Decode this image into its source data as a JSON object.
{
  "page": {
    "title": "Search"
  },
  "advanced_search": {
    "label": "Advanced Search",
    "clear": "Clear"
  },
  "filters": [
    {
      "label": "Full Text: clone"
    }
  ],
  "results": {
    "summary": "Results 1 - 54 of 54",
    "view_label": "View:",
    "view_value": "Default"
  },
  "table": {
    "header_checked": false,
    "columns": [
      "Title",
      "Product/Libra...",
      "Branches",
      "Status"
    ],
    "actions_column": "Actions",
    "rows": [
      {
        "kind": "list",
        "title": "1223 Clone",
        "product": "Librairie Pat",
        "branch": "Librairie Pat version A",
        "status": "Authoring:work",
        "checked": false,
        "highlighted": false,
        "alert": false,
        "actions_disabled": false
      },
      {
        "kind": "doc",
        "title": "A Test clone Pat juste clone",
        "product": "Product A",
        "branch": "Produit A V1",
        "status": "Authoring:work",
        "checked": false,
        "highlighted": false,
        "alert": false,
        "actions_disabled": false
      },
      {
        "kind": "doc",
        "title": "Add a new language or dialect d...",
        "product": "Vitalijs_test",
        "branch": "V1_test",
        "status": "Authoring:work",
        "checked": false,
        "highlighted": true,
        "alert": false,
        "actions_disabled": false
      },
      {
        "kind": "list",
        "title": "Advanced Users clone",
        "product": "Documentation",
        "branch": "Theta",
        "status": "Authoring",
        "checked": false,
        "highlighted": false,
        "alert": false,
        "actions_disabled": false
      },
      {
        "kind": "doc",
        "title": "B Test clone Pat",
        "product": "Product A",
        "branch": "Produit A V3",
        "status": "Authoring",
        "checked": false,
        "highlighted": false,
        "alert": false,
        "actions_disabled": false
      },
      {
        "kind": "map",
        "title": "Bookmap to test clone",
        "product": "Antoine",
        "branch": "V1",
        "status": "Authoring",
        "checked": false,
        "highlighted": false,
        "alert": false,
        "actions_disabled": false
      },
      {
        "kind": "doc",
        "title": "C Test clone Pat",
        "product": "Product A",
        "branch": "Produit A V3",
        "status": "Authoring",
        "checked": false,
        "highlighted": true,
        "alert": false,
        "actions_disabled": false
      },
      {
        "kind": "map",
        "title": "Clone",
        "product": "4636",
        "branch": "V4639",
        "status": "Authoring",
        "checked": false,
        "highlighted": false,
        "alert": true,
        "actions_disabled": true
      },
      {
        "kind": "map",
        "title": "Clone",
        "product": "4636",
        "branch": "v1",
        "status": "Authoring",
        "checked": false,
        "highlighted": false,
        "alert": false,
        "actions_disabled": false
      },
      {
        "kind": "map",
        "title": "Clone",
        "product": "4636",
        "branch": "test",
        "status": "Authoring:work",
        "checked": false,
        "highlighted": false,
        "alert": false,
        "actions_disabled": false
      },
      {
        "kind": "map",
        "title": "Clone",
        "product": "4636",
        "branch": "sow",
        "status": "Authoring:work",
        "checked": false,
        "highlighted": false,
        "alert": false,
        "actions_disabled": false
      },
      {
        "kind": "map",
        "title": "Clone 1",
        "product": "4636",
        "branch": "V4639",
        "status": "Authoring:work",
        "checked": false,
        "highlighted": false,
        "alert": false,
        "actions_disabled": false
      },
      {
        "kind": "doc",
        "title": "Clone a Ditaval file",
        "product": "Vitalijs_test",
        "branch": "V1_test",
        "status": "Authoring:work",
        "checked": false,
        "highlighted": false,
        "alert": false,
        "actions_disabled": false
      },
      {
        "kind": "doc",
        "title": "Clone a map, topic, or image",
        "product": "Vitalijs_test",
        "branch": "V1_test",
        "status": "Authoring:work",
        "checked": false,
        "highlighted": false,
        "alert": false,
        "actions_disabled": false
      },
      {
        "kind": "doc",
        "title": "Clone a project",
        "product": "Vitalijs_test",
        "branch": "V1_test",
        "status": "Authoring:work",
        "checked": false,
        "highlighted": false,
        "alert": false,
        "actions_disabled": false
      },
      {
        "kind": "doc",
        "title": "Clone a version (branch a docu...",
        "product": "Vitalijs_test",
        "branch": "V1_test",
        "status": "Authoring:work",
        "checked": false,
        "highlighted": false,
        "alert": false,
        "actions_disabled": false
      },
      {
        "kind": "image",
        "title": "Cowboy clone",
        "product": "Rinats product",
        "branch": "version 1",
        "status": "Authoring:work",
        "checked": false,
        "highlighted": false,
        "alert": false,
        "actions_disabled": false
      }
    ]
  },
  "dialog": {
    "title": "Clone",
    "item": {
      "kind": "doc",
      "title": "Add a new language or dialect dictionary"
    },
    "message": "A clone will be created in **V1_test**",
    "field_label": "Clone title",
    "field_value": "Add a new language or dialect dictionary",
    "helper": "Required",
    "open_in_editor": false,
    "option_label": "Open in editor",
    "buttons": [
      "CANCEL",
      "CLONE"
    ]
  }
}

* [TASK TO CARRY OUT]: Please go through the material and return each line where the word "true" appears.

* [REPLY]:
        "highlighted": true,
        "highlighted": true,
        "alert": true,
        "actions_disabled": true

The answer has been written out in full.